The heron in Hamish's park always looks sad and grumpy. Hamish tries lots of ways to cheer it up: will the heron ever be happy? Colour and activity build up as the book progresses and the drab inner-city park is brought to life.
Year of Publication
'I'd recommend this as a shared read - or perhaps for new readers (an often overlooked picture book audience, I think). The text and illustrations focus rather nicely on things to do in a park and how to improve your local area, and are brilliant as a focus for discussion ... I'd definitely recommend this, whether as a family read or for a primary classroom.' -- Thoughts from the Heartfire blog 'I liked that as you got further into the book, more was happening in the park, which is initially desolate and unused, so I found two positive messages; the second is Hamish's conclusion about the heron. A great story about a park!' -- Juno Magazine, March 2011 'With only a line or two of text on the page and plenty of repetition, this is ideal for beginning readers. O'Byrne's illustrations have the look of pen-and-ink sketches with watercolor. Ranging from vignettes to double-page spreads, they both support and add to the narrative, showing the heron in a variety of poses and the park gradually becoming more beautiful and more populated. As read-aloud or read-alone, a nice addition to the caring-for-our environment collection.' -- Kirkus Reviews 'A feel-good story from an Edinburgh-based author ... The illustrations are stunning, colourful, informal with a watercolour effect. There is much use of green colouring for the park. Perhaps the use of this colour could be used to emphasise to our young readers the importance of green open spaces, parks, pond birds and flowers. Parks are very pleasant places to be! This is also a great book for reading aloud, which would also encourage imagination and discussion.' -- The School Librarian

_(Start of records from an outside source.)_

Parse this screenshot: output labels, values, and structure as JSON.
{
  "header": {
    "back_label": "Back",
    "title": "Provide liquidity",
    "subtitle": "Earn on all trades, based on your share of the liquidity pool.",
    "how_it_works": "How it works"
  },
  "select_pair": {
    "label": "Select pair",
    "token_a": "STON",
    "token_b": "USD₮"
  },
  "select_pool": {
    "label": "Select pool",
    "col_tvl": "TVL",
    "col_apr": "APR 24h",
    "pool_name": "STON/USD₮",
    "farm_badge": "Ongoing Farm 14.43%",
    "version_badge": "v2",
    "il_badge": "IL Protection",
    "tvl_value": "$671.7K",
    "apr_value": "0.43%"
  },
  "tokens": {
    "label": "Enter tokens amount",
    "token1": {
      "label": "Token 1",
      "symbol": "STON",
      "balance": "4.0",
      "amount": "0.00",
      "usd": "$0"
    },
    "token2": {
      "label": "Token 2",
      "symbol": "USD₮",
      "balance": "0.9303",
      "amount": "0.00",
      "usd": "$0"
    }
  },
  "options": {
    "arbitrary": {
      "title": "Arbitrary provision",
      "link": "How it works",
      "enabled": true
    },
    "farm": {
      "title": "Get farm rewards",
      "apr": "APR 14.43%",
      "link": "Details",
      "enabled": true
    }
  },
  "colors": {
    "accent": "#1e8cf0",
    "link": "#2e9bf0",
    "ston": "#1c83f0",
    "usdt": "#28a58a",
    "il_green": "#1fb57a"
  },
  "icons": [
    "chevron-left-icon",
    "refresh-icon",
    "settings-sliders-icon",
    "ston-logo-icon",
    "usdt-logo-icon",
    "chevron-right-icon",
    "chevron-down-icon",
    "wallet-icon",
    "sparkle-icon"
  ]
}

Lari Don has worked in politics and broadcasting, but is now a full-time writer and storyteller. She grew up in the north-east of Scotland, and lives in Edinburgh. She is the author of two other picture books for young children,The Big Bottom Hunt and Orange Juice Peas as well as novels for older children including First Aid for Fairies and Other Fabled Beasts; Wolf Notes and Other Musical Mishaps; Storm Singing and Other Tangled Tasks; Maze Running and other Magical Missions; and Rocking Horse War (all Floris Books).
Nicola O'Byrne was born in Swaziland and has lived in Papua New Guinea, Singapore, Kenya and Edinburgh. She studied illustration at Edinburgh College of Art and is now in London working towards a Masters in printmaking. She bases her illustrations on real observations and can usually be found in a bookstore or a coffee shop drawing the people around her. Through her research for this book she can confirm that herons always look grumpy!